To pursue being as pure as a fresh snowflake under Verber Salazar’s logic she should have turned down all donations.

That was why police had the perception Verber Salazar was doing the No. 1 on them. And the tone of her rhetoric made them feel she was also dumping the No. 2 on them.

Was that the reality?

Not really.

An argument could have been made a few years back that Verber Salazar — as a Republican coming from a family with a history of serving in law enforcement — was the most progressive district attorney in all of California.

That’s right. 

A district attorney from the heart of California that is arguably the most purple county in a state divided between blues and reds was where restorative justice was being taken to the next level.

That meant real reform.

She understood the futile effort of prosecuting homeless for quality of life crimes.

She knew the resources it tied up.

She knew the cost of one homeless arrest to court topped $2,000.

And she knew that in the end nothing would change.

Some call it whack-a-mole. Verber Salazar called it for what it is — insanity.

So, she helped lead a different approach.

Getting the homeless into service aimed at charging their lot and behavior instead of doing repeat recycling through the system until the end of time makes more sense.

It isn’t 100 percent effective but it was getting better.

She made her case to law enforcement and the community.

Then the wheels came off.

Verber Salazar bolted from the traditional district attorneys’ association in California.

She joined forces with San Francisco DA Chesa Boudin and former SF DA George Gascon who would later be elected DA of Los Angeles County.

They formed a progressive law enforcement organization known as the Prosecutors Alliance of California.

It’s not that Verber Salazar was out of her league.

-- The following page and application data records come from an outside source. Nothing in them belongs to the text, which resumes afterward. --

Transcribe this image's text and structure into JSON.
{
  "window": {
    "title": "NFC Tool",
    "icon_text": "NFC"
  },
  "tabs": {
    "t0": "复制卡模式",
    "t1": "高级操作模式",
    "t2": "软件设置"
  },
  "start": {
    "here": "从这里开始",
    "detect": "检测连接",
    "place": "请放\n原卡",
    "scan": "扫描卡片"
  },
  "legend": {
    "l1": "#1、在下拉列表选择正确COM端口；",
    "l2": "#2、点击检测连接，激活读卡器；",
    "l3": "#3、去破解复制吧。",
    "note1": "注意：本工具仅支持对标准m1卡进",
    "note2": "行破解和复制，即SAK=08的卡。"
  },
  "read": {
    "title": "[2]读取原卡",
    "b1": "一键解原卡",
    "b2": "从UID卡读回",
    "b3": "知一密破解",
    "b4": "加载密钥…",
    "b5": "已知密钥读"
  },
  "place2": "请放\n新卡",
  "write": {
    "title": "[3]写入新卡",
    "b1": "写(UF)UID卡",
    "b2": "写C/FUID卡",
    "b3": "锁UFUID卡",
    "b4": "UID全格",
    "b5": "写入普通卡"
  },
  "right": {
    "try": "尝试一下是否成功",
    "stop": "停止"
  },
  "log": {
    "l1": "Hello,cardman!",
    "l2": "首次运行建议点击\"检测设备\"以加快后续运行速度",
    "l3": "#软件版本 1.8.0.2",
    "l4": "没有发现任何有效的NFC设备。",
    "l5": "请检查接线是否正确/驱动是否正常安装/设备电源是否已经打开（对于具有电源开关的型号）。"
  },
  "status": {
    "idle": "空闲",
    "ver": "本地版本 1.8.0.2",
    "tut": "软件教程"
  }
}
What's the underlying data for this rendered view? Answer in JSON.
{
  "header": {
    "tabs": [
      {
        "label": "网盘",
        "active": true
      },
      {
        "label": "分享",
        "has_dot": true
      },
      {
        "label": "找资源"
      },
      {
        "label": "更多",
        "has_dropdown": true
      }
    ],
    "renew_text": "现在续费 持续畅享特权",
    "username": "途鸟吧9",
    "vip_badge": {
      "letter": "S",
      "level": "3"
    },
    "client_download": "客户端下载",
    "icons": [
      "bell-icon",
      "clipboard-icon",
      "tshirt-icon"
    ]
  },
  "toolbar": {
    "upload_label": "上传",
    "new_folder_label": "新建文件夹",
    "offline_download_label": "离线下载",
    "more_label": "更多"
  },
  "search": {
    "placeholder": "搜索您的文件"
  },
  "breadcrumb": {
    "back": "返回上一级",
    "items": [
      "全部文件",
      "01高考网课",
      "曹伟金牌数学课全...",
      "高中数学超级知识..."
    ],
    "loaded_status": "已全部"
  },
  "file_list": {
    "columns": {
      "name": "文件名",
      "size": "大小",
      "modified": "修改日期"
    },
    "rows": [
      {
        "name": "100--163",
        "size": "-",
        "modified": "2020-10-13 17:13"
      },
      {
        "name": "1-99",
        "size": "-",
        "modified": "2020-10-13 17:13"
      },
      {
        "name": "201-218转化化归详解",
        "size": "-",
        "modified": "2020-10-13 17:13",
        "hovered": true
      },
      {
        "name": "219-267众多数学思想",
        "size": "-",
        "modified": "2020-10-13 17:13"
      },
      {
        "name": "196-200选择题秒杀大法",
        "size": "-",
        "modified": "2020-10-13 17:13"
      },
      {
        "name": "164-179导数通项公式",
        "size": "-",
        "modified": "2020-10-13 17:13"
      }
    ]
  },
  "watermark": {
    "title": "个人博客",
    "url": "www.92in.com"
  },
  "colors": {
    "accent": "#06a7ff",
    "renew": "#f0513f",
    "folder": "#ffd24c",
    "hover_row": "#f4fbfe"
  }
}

It’s just that Boudin and Gascon were headed to a place that Verber Salazar likely wouldn’t go.

Not because it would be political suicide on San Joaquin County.

It just wasn’t a somewhat more measured approach than she had been taking with the homeless.

But she became joined at the hip with Boudin and Gascon.

Burglars, smash and grab robbers, blatant shoplifters exceeding the misdemeanor threshold of $950 were being booked and released on a wholesale scale.

Nothing that bad happened in San Joaquin County although shoplifting is getting more brazen and less likely to be prosecuted.

It struck a chord, though, within the county.

Remember, San Joaquin County is home of the original catch and release approach to crime. A quarter of a century ago due to a court-ordered capacity at a woefully inadequate jail facility the odds of you staying off the street for anything short of murder, rape, or severe violence charges were almost nil.

Yes, there are a  lot of folks that don’t recall the good old days when there were 798 car thefts a year in Manteca — three times the current level — because those arrested for vehicle theft beat the police back to Manteca.

The criminals got processed out and onto the street while police were saddled with hours of paperwork they had to do.

That and the new level of brazen lawlessness with “low level” crimes in the jurisdictions where the poster boys for processive justice —  Boudin and Gascon — called the shots for prosecuting criminals created a perception that stuck with Verber Salazar.

The perception was progressive justice seemed a fancy word for what happened in the early days of Dodge City where a dearth of law fostered little order.

Should Freitas win, he likely won’t drop Verber Salazar’s approach to the homeless. 

And he’s likely to go back to doubling down on proven programs that help reduce recidivism and ultimately crime.

The perception created by the reality in San Francisco and Los Angeles did not bode well for Verber Salazar.

 The reality in San Francisco did in Boudin who was recalled last week.

The reality in LA may also lead to a recall of Gascon.

The perception created when Verber Salazar aligned herself with Gascon and Boudin may end up dragging her down.

It is doubtful the reform movement is dead even though that is now the perception of some.

The reality is that it does work but not carte blanche.


This column is the opinion of editor, Dennis Wyatt, and does not necessarily represent the opinions of The Bulletin or 209 Multimedia. He can be reached at